|International Classification||F24J2/10, F24J2/07|
|Cooperative Classification||F24J2002/108, F24J2/541, Y02E10/47, F24J2/07, F24J2/10, F24J2002/1076, Y02E10/41, Y02B10/20|
|European Classification||F24J2/07, F24J2/10|
|Jan 27, 2000||AS||Assignment|
Owner name: STANWELL CORPORATION LIMITED, AUSTRALIA
Free format text: ASSIGNMENT OF ASSIGNORS INTEREST;ASSIGNOR:MILLS, DAVID;REEL/FRAME:010578/0190
Effective date: 19990820
|May 6, 2003||AS||Assignment|
Owner name: SOLSEARCH PTY LTD, AUSTRALIA
Free format text: ASSIGNMENT OF ASSIGNORS INTEREST;ASSIGNOR:STANWELL CORPORATION LIMITED;REEL/FRAME:014027/0980
Effective date: 20030301
|Mar 10, 2004||FPAY||Fee payment|
Year of fee payment: 4
|Mar 25, 2004||AS||Assignment|
Owner name: SOLAR HEAT AND POWER PTY LTD, AUSTRALIA
Free format text: ASSIGNMENT OF ASSIGNORS INTEREST;ASSIGNOR:SOLSEARCH PTY LTD;REEL/FRAME:014462/0022

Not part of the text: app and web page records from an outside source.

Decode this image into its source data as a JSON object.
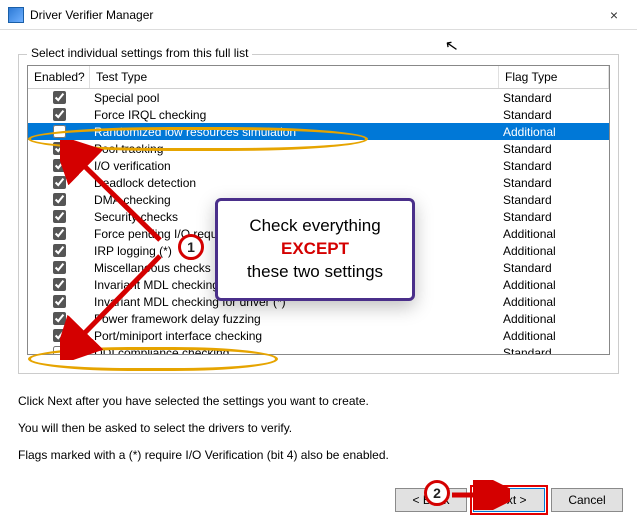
{
  "window": {
    "title": "Driver Verifier Manager",
    "close_label": "×"
  },
  "group_label": "Select individual settings from this full list",
  "columns": {
    "enabled": "Enabled?",
    "test": "Test Type",
    "flag": "Flag Type"
  },
  "rows": [
    {
      "checked": true,
      "test": "Special pool",
      "flag": "Standard",
      "selected": false
    },
    {
      "checked": true,
      "test": "Force IRQL checking",
      "flag": "Standard",
      "selected": false
    },
    {
      "checked": false,
      "test": "Randomized low resources simulation",
      "flag": "Additional",
      "selected": true
    },
    {
      "checked": true,
      "test": "Pool tracking",
      "flag": "Standard",
      "selected": false
    },
    {
      "checked": true,
      "test": "I/O verification",
      "flag": "Standard",
      "selected": false
    },
    {
      "checked": true,
      "test": "Deadlock detection",
      "flag": "Standard",
      "selected": false
    },
    {
      "checked": true,
      "test": "DMA checking",
      "flag": "Standard",
      "selected": false
    },
    {
      "checked": true,
      "test": "Security checks",
      "flag": "Standard",
      "selected": false
    },
    {
      "checked": true,
      "test": "Force pending I/O requests (*)",
      "flag": "Additional",
      "selected": false
    },
    {
      "checked": true,
      "test": "IRP logging (*)",
      "flag": "Additional",
      "selected": false
    },
    {
      "checked": true,
      "test": "Miscellaneous checks",
      "flag": "Standard",
      "selected": false
    },
    {
      "checked": true,
      "test": "Invariant MDL checking for stack (*)",
      "flag": "Additional",
      "selected": false
    },
    {
      "checked": true,
      "test": "Invariant MDL checking for driver (*)",
      "flag": "Additional",
      "selected": false
    },
    {
      "checked": true,
      "test": "Power framework delay fuzzing",
      "flag": "Additional",
      "selected": false
    },
    {
      "checked": true,
      "test": "Port/miniport interface checking",
      "flag": "Additional",
      "selected": false
    },
    {
      "checked": false,
      "test": "DDI compliance checking",
      "flag": "Standard",
      "selected": false
    }
  ],
  "instructions": {
    "line1": "Click Next after you have selected the settings you want to create.",
    "line2": "You will then be asked to select the drivers to verify.",
    "line3": "Flags marked with a (*) require I/O Verification (bit 4) also be enabled."
  },
  "buttons": {
    "back": "< Back",
    "next": "Next >",
    "cancel": "Cancel"
  },
  "annotation": {
    "callout_pre": "Check everything ",
    "callout_except": "EXCEPT",
    "callout_post": "these two settings",
    "marker1": "1",
    "marker2": "2"
  }
}
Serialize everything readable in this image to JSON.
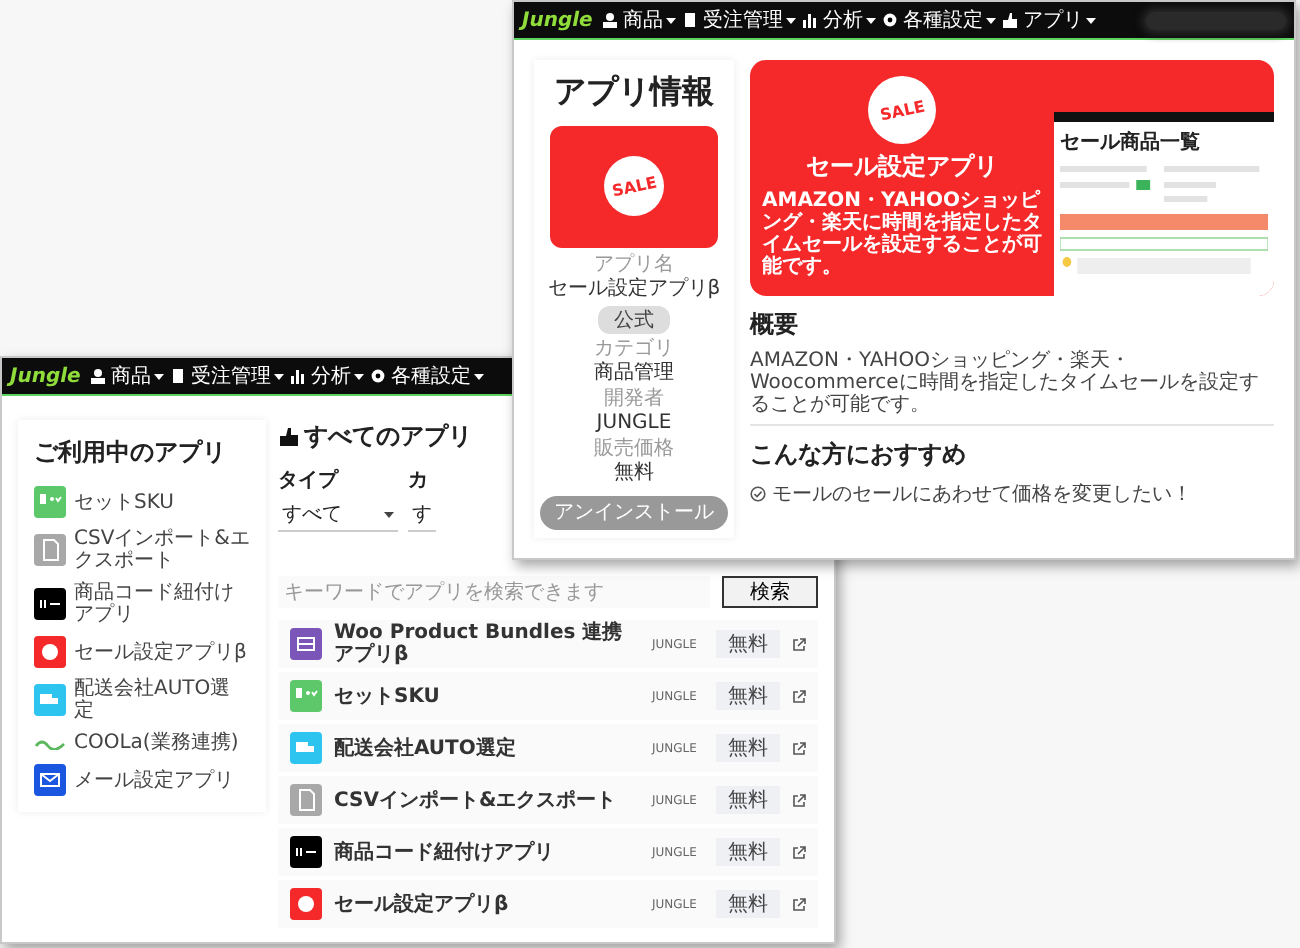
{
  "back_window": {
    "nav": {
      "logo": "Jungle",
      "items": [
        {
          "label": "商品",
          "kind": "person"
        },
        {
          "label": "受注管理",
          "kind": "doc"
        },
        {
          "label": "分析",
          "kind": "chart"
        },
        {
          "label": "各種設定",
          "kind": "gear"
        }
      ]
    },
    "sidebar": {
      "title": "ご利用中のアプリ",
      "items": [
        {
          "label": "セットSKU",
          "kind": "sku",
          "color": "#5cc86a"
        },
        {
          "label": "CSVインポート&エクスポート",
          "kind": "file",
          "color": "#a8a8a8"
        },
        {
          "label": "商品コード紐付けアプリ",
          "kind": "barcode",
          "color": "#000000"
        },
        {
          "label": "セール設定アプリβ",
          "kind": "sale",
          "color": "#f5282a"
        },
        {
          "label": "配送会社AUTO選定",
          "kind": "truck",
          "color": "#2ec4f0"
        },
        {
          "label": "COOLa(業務連携)",
          "kind": "logo"
        },
        {
          "label": "メール設定アプリ",
          "kind": "mail",
          "color": "#1b56e0"
        }
      ]
    },
    "main": {
      "title": "すべてのアプリ",
      "filters": [
        {
          "label": "タイプ",
          "value": "すべて"
        },
        {
          "label": "カ",
          "value": "す"
        }
      ],
      "search": {
        "placeholder": "キーワードでアプリを検索できます",
        "button": "検索"
      },
      "apps": [
        {
          "name": "Woo Product Bundles 連携アプリβ",
          "kind": "bundle",
          "color": "#7b55b8",
          "developer": "JUNGLE",
          "price": "無料"
        },
        {
          "name": "セットSKU",
          "kind": "sku",
          "color": "#5cc86a",
          "developer": "JUNGLE",
          "price": "無料"
        },
        {
          "name": "配送会社AUTO選定",
          "kind": "truck",
          "color": "#2ec4f0",
          "developer": "JUNGLE",
          "price": "無料"
        },
        {
          "name": "CSVインポート&エクスポート",
          "kind": "file",
          "color": "#a8a8a8",
          "developer": "JUNGLE",
          "price": "無料"
        },
        {
          "name": "商品コード紐付けアプリ",
          "kind": "barcode",
          "color": "#000000",
          "developer": "JUNGLE",
          "price": "無料"
        },
        {
          "name": "セール設定アプリβ",
          "kind": "sale",
          "color": "#f5282a",
          "developer": "JUNGLE",
          "price": "無料"
        }
      ]
    }
  },
  "front_window": {
    "nav": {
      "logo": "Jungle",
      "items": [
        {
          "label": "商品",
          "kind": "person"
        },
        {
          "label": "受注管理",
          "kind": "doc"
        },
        {
          "label": "分析",
          "kind": "chart"
        },
        {
          "label": "各種設定",
          "kind": "gear"
        },
        {
          "label": "アプリ",
          "kind": "app"
        }
      ]
    },
    "info": {
      "title": "アプリ情報",
      "sticker": "SALE",
      "name_label": "アプリ名",
      "name": "セール設定アプリβ",
      "badge": "公式",
      "details": [
        {
          "label": "カテゴリ",
          "value": "商品管理"
        },
        {
          "label": "開発者",
          "value": "JUNGLE"
        },
        {
          "label": "販売価格",
          "value": "無料"
        }
      ],
      "button": "アンインストール"
    },
    "banner": {
      "sticker": "SALE",
      "title": "セール設定アプリ",
      "text": "AMAZON・YAHOOショッピング・楽天に時間を指定したタイムセールを設定することが可能です。",
      "screenshot_title": "セール商品一覧"
    },
    "overview": {
      "title": "概要",
      "text": "AMAZON・YAHOOショッピング・楽天・Woocommerceに時間を指定したタイムセールを設定することが可能です。"
    },
    "recommend": {
      "title": "こんな方におすすめ",
      "items": [
        "モールのセールにあわせて価格を変更したい！"
      ]
    }
  }
}
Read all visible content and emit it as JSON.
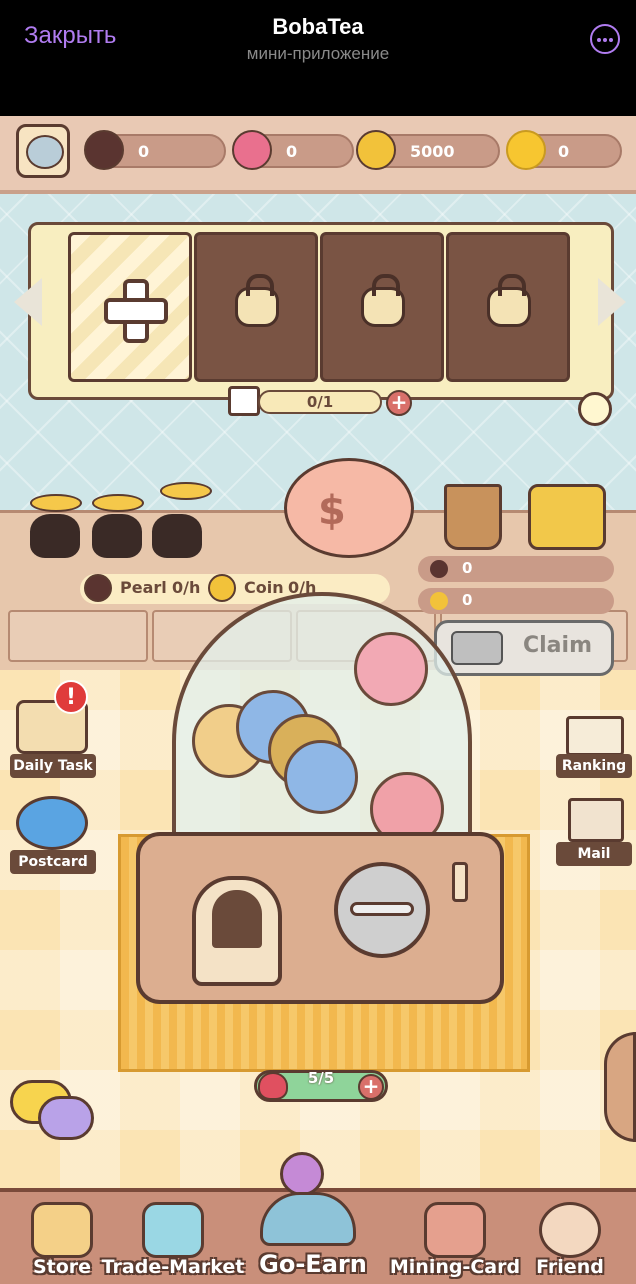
{
  "telegram_bar": {
    "close_label": "Закрыть",
    "title": "BobaTea",
    "subtitle": "мини-приложение"
  },
  "currencies": [
    {
      "icon": "pearl-icon",
      "value": "0",
      "color": "#5a3430"
    },
    {
      "icon": "lollipop-icon",
      "value": "0",
      "color": "#e9708e"
    },
    {
      "icon": "coin-icon",
      "value": "5000",
      "color": "#f2c23a"
    },
    {
      "icon": "sparkle-coin-icon",
      "value": "0",
      "color": "#f7c630"
    }
  ],
  "card_slots": {
    "progress": "0/1",
    "slots": [
      "add",
      "locked",
      "locked",
      "locked"
    ]
  },
  "production": {
    "pearl_label": "Pearl",
    "pearl_rate": "0/h",
    "coin_label": "Coin",
    "coin_rate": "0/h",
    "pearl_stock": "0",
    "coin_stock": "0",
    "claim_label": "Claim"
  },
  "side_buttons": {
    "daily_task": "Daily Task",
    "postcard": "Postcard",
    "ranking": "Ranking",
    "mail": "Mail"
  },
  "gacha": {
    "energy": "5/5",
    "ball_colors": [
      "#f2a9b4",
      "#f1ce8a",
      "#8fb7e6",
      "#d9b05a",
      "#8fb7e6",
      "#f0a1a8"
    ]
  },
  "nav": [
    {
      "label": "Store",
      "icon": "store-icon"
    },
    {
      "label": "Trade-Market",
      "icon": "trade-market-icon"
    },
    {
      "label": "Go-Earn",
      "icon": "go-earn-joystick-icon"
    },
    {
      "label": "Mining-Card",
      "icon": "mining-card-icon"
    },
    {
      "label": "Friend",
      "icon": "friend-icon"
    }
  ]
}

Effective date: 20030616
|Apr 4, 2008||FPAY||Fee payment|
Year of fee payment: 8
|Dec 8, 2009||AS||Assignment|
Owner name: AUSRA PTY LIMITED, AUSTRALIA
Free format text: CHANGE OF NAME;ASSIGNOR:SOLAR HEAT AND POWER PTY LTD.;REEL/FRAME:023607/0995
Effective date: 20080722
Owner name: AUSRA PTY LIMITED,AUSTRALIA
Free format text: CHANGE OF NAME;ASSIGNOR:SOLAR HEAT AND POWER PTY LTD.;REEL/FRAME:023607/0995
Effective date: 20080722
|Dec 1, 2010||AS||Assignment|
Owner name: AREVA SOLAR PTY LIMITED, AUSTRALIA
Free format text: CHANGE OF NAME;ASSIGNOR:AUSRA PTY LIMITED;REEL/FRAME:025406/0071
Effective date: 20100413
|Apr 4, 2012||FPAY||Fee payment|
Year of fee payment: 12
|Oct 19, 2012||SULP||Surcharge for late payment|